Now, reviews have not been kind to the movie, and I can understand why. If you've read the book (which you should!), you'll quickly recognize this film as a pale shadow of a great story. Serioulsy, I spent well over 100 beautifully crafted pages working to wrap my brain around Henry's traveling. The movie blurts it out within the first 15 minutes: "I travel through time! I'm from the future!" All of a sudden, it's like George Lucas is writing the screen play. And that ain't good. There were just so many changes--some I can forgive, some I can't. Some necessary, most not. Most seem to be motivated by the need to give the film a bladder-friendly running time. But, come on. If we can get through nearly three hours of Benjamin Button, certainly Time Traveler's Wife deserved another 45 minutes or so.

But enough with the griping--here's the positive side. One, it was a lovely excuse to spend an afternoon with a dear friend--a fellow book reader who was quicker to point out the inconsistencies than I was. And if you haven't read the book, it's still a harmless bit of romantic escape. Believe me, there are worse ways to spend an afternoon than watching Eric Bana. More than that, though, there's one aspect of the story that I absolutely embrace: the life-long love between Claire and Henry.

See, Claire has loved Henry since she was a little girl--when he travels back from the future to see her (just go with it...). It makes me think about the fact that God has a mate chosen for each of us--how out there somewhere is a young woman, or even a little girl, who is destined to be the wife of one of my sons. Our lives are crafted beyond our knowledge, our days planned out before our conception. I think about my hubby, too, how very much I love him--how wrapped up I am in his life and he in mine. When I think about who I was growing up, I think I've always loved him, because he is everything that I adore--funny, sweet, honorable, a fan of John Hughes movies. Goodness, wouldn't my life have been simpler if I had simply patiently waited to turn 22 and meet him?

So, if there's a lesson from the movie (NOT the book), it might be this. Take your daughters. Let them know that God has a plan for their lives, and it's a plan worth waiting for. Take your sons (tell them you're gong to GI Joe and distract them with popcorn). Let them know that those girls they see in school are--deep down--little girls waiting for the man they love. There are worse movies. There are worse messages.



    You know...I read the book about 2-3 years ago so I honestly didn't pick up on a ton of the inconsistancies...though I totally agree that it should've been at least 45 min longer! One of my girlfriends who was w/ me had borrowed my copy this week & read it the day & a 1/2 before the movie and she definitely picked up on them immediately & it irritated her way more than me. I was only slightly irritated but was so sucked into the love story I couldn't help but love it & blubber through the entire last 30 minutes or so! I was blubbering for sure...

    It is a must read & I personally will probably end up owning a copy of the movie or will at least watch it on DVD several more times b/c a book that affects me emotionally that well & makes me reconsider the little things in life (like how glad I am that my husband is NOT a time traveler...hehehe)...but truly the relatioship between Claire & Henry & then Henry &, especially w/ Alba affected me hugely. I will watch & rewatch until it doesn't make me cry. Once it stops having that reaction i will have to stop watching it for a long time. :-)

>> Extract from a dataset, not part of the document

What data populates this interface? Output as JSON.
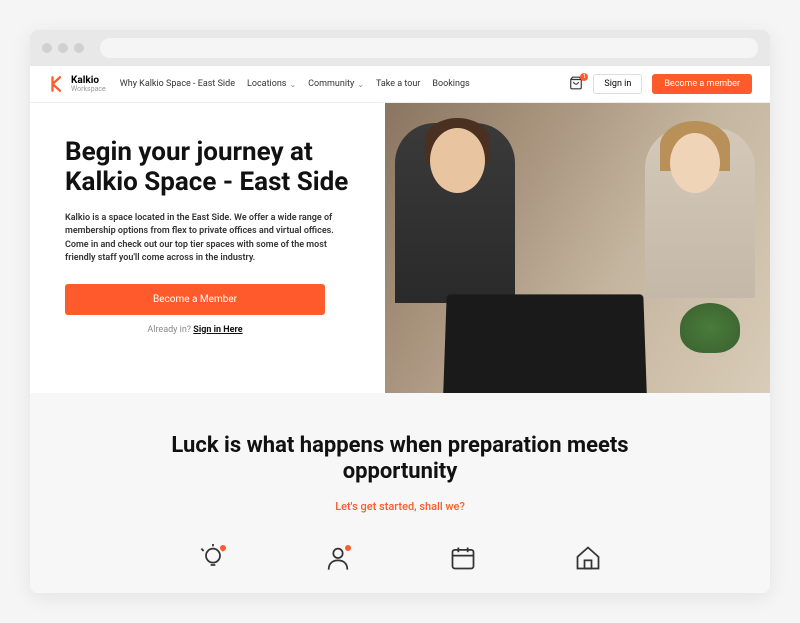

    So...yes, book to movie always losing it's charm and so much content...but, the love story is so beautiful I was completely sucked in... :-)

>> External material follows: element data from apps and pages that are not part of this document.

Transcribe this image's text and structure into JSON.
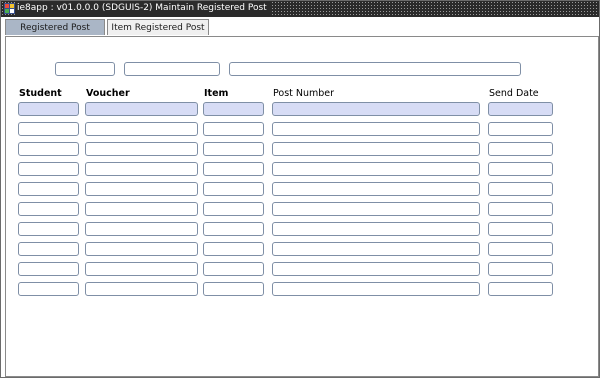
{
  "window": {
    "title": "ie8app : v01.0.0.0 (SDGUIS-2) Maintain Registered Post",
    "icon": "app-icon"
  },
  "tabs": [
    {
      "label": "Registered Post",
      "active": true
    },
    {
      "label": "Item Registered Post",
      "active": false
    }
  ],
  "columns": {
    "student": "Student",
    "voucher": "Voucher",
    "item": "Item",
    "post_number": "Post Number",
    "send_date": "Send Date"
  },
  "colors": {
    "field_border": "#7f8fa6",
    "highlight_fill": "#d7dcf5",
    "active_tab": "#aab6c6"
  }
}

  2. I always like the book better than the movie, with maybe the exception of the Harry Potter movies. I've never finished watching Gone With the Wind and I've read the book dozens of times. When your children reach their late teens you'll really be hit by that scary realization that they have to find and connect with that one true love who is waiting for them. My daughter has been dating a young man for about six months now and is already picking out baby names. (She's nineteen and still has three years of college left). I just keep praying, God, is this the one? Is it possible to meet your God-given soulmate at 19. My sister did. My mother-in-law did. My parents married when my mother was 16. Yet, I look at my daughter, and I think, you're just a baby . . . . then, I didn't get married until I was 30.

  3. I am sorry to hear that the movie was disappointing. I have been looking forward to it. Oh well, the book is always better anyway.

  4. I don't like movies they never do them as the book is written, and I like to read the book over and over, I also love to hold the book in my hands.


  5. I adored the book and loved the movie! Yes I am a hopeless romantic and yes it was a bit confusing at times. My husband and I saw the movie together and we both left the theater crying...Claire and Henry reminded us both how deep love can be, how challenging it is to hold on during the difficult times and how in spite of those difficult times neither one of us would change a thing.